May 4, 2009

Alli Joseph, a producer and writer and member of the Shinnecock Indian Nation, will talk about nontraditional paths to success in the field of media and broadcasting.

A road less traveled

Tuesday, May 5 at 3 p.m.
Lory Student Center, Room 214

It can definitely be said that Alli Joseph, television host, writer, producer, and published author, is one of the few in the media and broadcast journalism field who has taken the road less traveled.

She will be speaking at CSU on Tuesday, May 5, about nontraditional routes to success for those entering careers in broadcasting.

The talk will be an inspiration to anyone who is embarking on any career path or who is interested in career exploration or building.

A richly textured journey

It is said that Joseph's ancestors, members of the Shinnecock Tribe, hunted whale from dugout canoes in the Atlantic ocean off the coast of Long Island, New York.  Joseph has done a little of her own "whale hunting" in the career moves she's made.

After graduating from Vassar College with a B.A. in psychology/sociology, Joseph began her media career in the Internet industry. She was then accepted into a prestigious biology-psychology master’s internship program at the University of Hawaii in Oahu and for a time she worked with bottlenose dolphins.

For fun and/or pay, Joseph's career has also included working as a certified Emergency Medical Technician, road rally driver, and model.  

An unconventional entry into the broadcast field

Joseph developed her broadcast, journalism, and marketing skills over eleven years’ time working on-air, online or in print for large media companies.

“The conventional path to success for many students graduating in broadcast journalism is to start in TV news and work your way up the ladder,” says Julia Sandidge, a personal friend of Joseph’s who works at Colorado State as a journalism instructor and Broadcast News and Public Affairs Adviser with Student Media.

“Alli refused to go that route.
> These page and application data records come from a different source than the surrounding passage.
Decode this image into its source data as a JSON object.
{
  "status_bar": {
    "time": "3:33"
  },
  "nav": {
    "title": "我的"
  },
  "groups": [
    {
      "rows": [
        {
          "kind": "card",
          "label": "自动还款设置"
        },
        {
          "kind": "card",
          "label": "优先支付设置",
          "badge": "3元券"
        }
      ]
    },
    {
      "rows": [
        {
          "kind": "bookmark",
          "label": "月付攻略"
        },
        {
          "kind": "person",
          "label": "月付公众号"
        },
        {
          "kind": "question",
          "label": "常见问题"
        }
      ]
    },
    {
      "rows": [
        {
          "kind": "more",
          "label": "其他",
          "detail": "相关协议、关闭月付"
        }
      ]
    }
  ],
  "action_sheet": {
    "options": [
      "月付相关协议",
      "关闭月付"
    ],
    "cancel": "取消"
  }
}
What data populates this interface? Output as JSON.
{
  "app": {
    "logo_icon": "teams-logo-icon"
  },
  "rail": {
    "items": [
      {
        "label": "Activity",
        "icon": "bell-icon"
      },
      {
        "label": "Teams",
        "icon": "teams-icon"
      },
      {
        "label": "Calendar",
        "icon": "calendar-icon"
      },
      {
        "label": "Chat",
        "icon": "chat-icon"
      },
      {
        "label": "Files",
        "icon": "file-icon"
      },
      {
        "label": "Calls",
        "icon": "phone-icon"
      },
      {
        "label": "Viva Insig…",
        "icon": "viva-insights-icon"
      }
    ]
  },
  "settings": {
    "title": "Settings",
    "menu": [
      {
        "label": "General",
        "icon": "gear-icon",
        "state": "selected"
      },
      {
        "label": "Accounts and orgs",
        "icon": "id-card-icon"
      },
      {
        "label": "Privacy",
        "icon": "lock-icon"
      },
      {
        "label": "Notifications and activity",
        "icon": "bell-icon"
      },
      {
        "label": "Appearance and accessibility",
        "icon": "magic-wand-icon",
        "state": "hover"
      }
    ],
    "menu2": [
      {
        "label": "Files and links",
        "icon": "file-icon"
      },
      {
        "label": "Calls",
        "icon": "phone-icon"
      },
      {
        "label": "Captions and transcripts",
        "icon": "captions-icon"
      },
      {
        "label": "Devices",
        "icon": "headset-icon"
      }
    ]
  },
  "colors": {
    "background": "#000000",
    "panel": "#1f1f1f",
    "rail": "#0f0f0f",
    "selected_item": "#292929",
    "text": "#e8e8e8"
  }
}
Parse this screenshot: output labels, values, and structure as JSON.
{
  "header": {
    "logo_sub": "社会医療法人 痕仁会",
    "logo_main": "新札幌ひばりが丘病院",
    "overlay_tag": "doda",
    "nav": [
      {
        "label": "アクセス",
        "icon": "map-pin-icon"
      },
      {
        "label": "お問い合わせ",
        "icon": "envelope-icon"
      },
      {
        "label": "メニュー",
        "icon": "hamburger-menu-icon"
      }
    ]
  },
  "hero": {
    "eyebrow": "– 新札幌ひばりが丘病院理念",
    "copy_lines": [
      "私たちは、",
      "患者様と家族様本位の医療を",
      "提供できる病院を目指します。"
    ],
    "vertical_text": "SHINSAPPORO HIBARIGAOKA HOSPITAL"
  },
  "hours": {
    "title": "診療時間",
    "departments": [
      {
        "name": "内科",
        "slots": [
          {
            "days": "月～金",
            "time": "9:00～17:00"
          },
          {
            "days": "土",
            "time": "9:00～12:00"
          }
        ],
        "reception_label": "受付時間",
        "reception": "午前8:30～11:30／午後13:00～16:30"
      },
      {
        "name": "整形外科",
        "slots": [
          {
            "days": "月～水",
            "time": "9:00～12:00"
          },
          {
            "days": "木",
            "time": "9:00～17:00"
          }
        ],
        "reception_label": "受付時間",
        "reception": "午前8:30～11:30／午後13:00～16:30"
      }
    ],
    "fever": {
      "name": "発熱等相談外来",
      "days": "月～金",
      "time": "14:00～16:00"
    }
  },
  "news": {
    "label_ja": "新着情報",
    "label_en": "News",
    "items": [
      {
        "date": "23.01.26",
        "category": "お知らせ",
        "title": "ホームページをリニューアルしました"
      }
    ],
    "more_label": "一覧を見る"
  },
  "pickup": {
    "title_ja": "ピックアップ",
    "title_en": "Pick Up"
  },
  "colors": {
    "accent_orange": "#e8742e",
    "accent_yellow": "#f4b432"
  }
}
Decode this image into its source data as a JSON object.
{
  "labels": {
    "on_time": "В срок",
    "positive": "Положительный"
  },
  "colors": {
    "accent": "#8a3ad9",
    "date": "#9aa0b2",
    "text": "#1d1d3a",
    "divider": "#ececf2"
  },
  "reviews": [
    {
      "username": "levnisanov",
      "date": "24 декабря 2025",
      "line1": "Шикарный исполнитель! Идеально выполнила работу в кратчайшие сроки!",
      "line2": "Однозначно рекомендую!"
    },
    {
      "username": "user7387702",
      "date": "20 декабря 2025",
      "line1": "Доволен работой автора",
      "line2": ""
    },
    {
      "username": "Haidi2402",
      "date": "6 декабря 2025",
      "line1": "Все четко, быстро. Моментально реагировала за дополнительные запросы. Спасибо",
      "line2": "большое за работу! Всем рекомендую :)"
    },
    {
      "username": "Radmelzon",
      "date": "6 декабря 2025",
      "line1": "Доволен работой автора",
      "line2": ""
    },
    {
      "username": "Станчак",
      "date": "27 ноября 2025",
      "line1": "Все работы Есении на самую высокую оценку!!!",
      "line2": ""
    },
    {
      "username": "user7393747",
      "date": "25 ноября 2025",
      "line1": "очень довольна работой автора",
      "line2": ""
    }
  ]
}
You could say she did it the Indian way, which is to refuse to go along with the way mainstream society tells you to do it. She got an agent and went into entertainment production and hosting.”

Joseph a success in media, publishing, producing, & consulting

Joseph’s accomplishments include hosting for large media outlets like VH1, CBS News, Cablevision, and AOL; covering national political primaries and conventions and international events; writing for a host of magazines, including The New York Daily News, The Miami Herald, and the New York Post

She also has her own business creating documentaries that record people's personal histories.  She has consulted for large media companies; published a book; and is writing and producing a documentary.

Joseph member of the Shinnecock Indian Tribe

On Tuesday, Joseph will describe her work on her documentary film called “The Last Piece,” about saving the ancestral lands of the Shinnecock Indian Nation, of which she is a member.

“Alli’s mother is a full Native American and Alli is half,” says Sandidge. "She is one of the last, remaining members of the Shinnecock, which is a very small tribe in the Hamptons.”

Joseph’s appearance on campus is being sponsored by CSU’s Student Media/CTV.

Contact: Julia Sandidge
Phone: (970) 491-2896